Today, the locally-famous vulture is being properly fed and getting stronger every day.
“When we first took him, he was in very bad condition,” said Hoot, adding that the bird was underweight.
Smiling, he puts on gloves and carefully handles the majestic creature — blowing it a kiss.
Hoot said the bird will be released in two months when he believed Nelson will have regained his full strength and his wing — broken somewhere during his journey — will have healed.
“We thought at first it would take six months for him to heal, but now we don’t think it will be more than two months,” he said.
Hoot said that Nelson was not able to find any source of sustenance in Yemen.
“They can eat carcasses of dead animals, but now there is no more with the current situation of war.
“This is what forced him to come down and stopped him from completing his journey.”
The four-year conflict in Yemen has unleashed the world’s worst humanitarian crisis, according to the United Nations, with millions facing famine.
The war escalated in March 2015 when a coalition, led by Saudi Arabia and the United Arab Emirates, intervened to bolster the efforts of Yemeni President Abedrabbo Mansour Hadi.
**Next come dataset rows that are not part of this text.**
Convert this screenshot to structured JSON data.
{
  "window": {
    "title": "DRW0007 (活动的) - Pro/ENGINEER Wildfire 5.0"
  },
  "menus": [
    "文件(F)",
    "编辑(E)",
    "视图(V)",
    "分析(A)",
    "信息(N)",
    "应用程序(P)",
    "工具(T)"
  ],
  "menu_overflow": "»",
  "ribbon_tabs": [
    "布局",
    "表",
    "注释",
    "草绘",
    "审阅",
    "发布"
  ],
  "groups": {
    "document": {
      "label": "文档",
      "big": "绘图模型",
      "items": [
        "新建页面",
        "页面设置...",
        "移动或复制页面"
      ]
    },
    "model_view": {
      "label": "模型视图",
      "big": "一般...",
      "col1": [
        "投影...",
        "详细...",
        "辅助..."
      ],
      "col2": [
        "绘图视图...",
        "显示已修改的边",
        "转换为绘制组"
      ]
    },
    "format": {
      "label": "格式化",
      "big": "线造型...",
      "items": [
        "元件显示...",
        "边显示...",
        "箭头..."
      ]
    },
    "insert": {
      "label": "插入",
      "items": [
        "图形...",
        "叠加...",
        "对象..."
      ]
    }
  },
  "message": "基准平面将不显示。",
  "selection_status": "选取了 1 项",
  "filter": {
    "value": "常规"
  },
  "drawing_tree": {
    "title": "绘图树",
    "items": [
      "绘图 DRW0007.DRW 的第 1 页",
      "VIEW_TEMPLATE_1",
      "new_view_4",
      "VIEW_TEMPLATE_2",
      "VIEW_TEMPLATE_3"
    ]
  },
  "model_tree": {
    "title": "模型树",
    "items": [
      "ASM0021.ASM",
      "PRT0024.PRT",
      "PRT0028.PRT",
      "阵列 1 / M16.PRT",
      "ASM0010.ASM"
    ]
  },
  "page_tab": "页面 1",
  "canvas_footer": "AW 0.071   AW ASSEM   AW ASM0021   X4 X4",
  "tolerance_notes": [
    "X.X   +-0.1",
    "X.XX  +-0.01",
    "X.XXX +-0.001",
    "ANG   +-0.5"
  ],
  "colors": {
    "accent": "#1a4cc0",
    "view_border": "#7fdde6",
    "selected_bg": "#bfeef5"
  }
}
Since then, at least 10,000 people — most of them civilians — have been killed and more than 60,000 wounded, according to the World Health Organization. Other rights groups estimate the toll could be much higher.